### INSTRUCTIONS FOR THE TASK
Write out each record again exactly as it stands.

Component data from apps and pages:
= = = = =
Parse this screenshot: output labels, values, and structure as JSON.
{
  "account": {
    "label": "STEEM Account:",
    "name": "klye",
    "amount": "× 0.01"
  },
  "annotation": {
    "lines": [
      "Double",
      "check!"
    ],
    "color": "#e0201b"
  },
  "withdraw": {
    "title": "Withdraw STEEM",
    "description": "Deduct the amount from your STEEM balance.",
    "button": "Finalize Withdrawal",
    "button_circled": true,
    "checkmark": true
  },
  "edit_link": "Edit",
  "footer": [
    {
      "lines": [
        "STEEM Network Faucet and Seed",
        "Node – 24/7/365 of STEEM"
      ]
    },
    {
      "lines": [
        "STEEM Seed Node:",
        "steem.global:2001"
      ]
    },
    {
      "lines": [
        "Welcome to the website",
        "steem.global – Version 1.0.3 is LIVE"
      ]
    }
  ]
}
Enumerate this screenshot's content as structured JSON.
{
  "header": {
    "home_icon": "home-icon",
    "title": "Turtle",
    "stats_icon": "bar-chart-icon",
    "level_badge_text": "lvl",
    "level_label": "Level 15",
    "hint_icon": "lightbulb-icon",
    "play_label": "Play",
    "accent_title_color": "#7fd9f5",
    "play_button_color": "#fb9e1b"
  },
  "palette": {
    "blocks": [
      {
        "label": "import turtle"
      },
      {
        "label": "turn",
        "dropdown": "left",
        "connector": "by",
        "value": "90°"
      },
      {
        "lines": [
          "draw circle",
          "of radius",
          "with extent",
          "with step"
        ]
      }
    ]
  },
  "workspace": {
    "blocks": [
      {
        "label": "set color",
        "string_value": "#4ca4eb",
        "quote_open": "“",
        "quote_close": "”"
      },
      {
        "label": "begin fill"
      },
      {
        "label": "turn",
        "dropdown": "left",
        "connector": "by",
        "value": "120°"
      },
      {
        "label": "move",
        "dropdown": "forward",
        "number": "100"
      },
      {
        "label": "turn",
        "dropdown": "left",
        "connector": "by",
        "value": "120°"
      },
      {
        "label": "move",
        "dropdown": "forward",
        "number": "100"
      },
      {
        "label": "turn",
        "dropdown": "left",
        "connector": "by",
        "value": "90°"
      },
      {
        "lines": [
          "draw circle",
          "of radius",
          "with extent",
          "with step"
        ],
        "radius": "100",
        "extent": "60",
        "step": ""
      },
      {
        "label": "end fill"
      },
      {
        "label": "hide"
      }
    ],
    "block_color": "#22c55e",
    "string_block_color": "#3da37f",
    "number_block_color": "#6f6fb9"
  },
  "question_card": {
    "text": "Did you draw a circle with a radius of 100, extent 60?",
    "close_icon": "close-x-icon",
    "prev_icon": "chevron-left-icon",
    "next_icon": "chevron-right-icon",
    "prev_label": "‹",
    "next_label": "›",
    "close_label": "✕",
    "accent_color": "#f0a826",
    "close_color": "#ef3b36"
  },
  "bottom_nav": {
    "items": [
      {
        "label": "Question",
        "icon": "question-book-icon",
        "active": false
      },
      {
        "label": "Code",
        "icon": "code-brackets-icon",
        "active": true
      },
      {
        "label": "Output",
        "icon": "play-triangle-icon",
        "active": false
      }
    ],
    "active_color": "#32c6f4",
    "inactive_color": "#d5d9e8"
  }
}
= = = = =
### PROBLEM SOLUTION
Parse this screenshot: output labels, values, and structure as JSON.
{
  "account": {
    "label": "STEEM Account:",
    "name": "klye",
    "amount": "× 0.01"
  },
  "annotation": {
    "lines": [
      "Double",
      "check!"
    ],
    "color": "#e0201b"
  },
  "withdraw": {
    "title": "Withdraw STEEM",
    "description": "Deduct the amount from your STEEM balance.",
    "button": "Finalize Withdrawal",
    "button_circled": true,
    "checkmark": true
  },
  "edit_link": "Edit",
  "footer": [
    {
      "lines": [
        "STEEM Network Faucet and Seed",
        "Node – 24/7/365 of STEEM"
      ]
    },
    {
      "lines": [
        "STEEM Seed Node:",
        "steem.global:2001"
      ]
    },
    {
      "lines": [
        "Welcome to the website",
        "steem.global – Version 1.0.3 is LIVE"
      ]
    }
  ]
}
Enumerate this screenshot's content as structured JSON.
{
  "header": {
    "home_icon": "home-icon",
    "title": "Turtle",
    "stats_icon": "bar-chart-icon",
    "level_badge_text": "lvl",
    "level_label": "Level 15",
    "hint_icon": "lightbulb-icon",
    "play_label": "Play",
    "accent_title_color": "#7fd9f5",
    "play_button_color": "#fb9e1b"
  },
  "palette": {
    "blocks": [
      {
        "label": "import turtle"
      },
      {
        "label": "turn",
        "dropdown": "left",
        "connector": "by",
        "value": "90°"
      },
      {
        "lines": [
          "draw circle",
          "of radius",
          "with extent",
          "with step"
        ]
      }
    ]
  },
  "workspace": {
    "blocks": [
      {
        "label": "set color",
        "string_value": "#4ca4eb",
        "quote_open": "“",
        "quote_close": "”"
      },
      {
        "label": "begin fill"
      },
      {
        "label": "turn",
        "dropdown": "left",
        "connector": "by",
        "value": "120°"
      },
      {
        "label": "move",
        "dropdown": "forward",
        "number": "100"
      },
      {
        "label": "turn",
        "dropdown": "left",
        "connector": "by",
        "value": "120°"
      },
      {
        "label": "move",
        "dropdown": "forward",
        "number": "100"
      },
      {
        "label": "turn",
        "dropdown": "left",
        "connector": "by",
        "value": "90°"
      },
      {
        "lines": [
          "draw circle",
          "of radius",
          "with extent",
          "with step"
        ],
        "radius": "100",
        "extent": "60",
        "step": ""
      },
      {
        "label": "end fill"
      },
      {
        "label": "hide"
      }
    ],
    "block_color": "#22c55e",
    "string_block_color": "#3da37f",
    "number_block_color": "#6f6fb9"
  },
  "question_card": {
    "text": "Did you draw a circle with a radius of 100, extent 60?",
    "close_icon": "close-x-icon",
    "prev_icon": "chevron-left-icon",
    "next_icon": "chevron-right-icon",
    "prev_label": "‹",
    "next_label": "›",
    "close_label": "✕",
    "accent_color": "#f0a826",
    "close_color": "#ef3b36"
  },
  "bottom_nav": {
    "items": [
      {
        "label": "Question",
        "icon": "question-book-icon",
        "active": false
      },
      {
        "label": "Code",
        "icon": "code-brackets-icon",
        "active": true
      },
      {
        "label": "Output",
        "icon": "play-triangle-icon",
        "active": false
      }
    ],
    "active_color": "#32c6f4",
    "inactive_color": "#d5d9e8"
  }
}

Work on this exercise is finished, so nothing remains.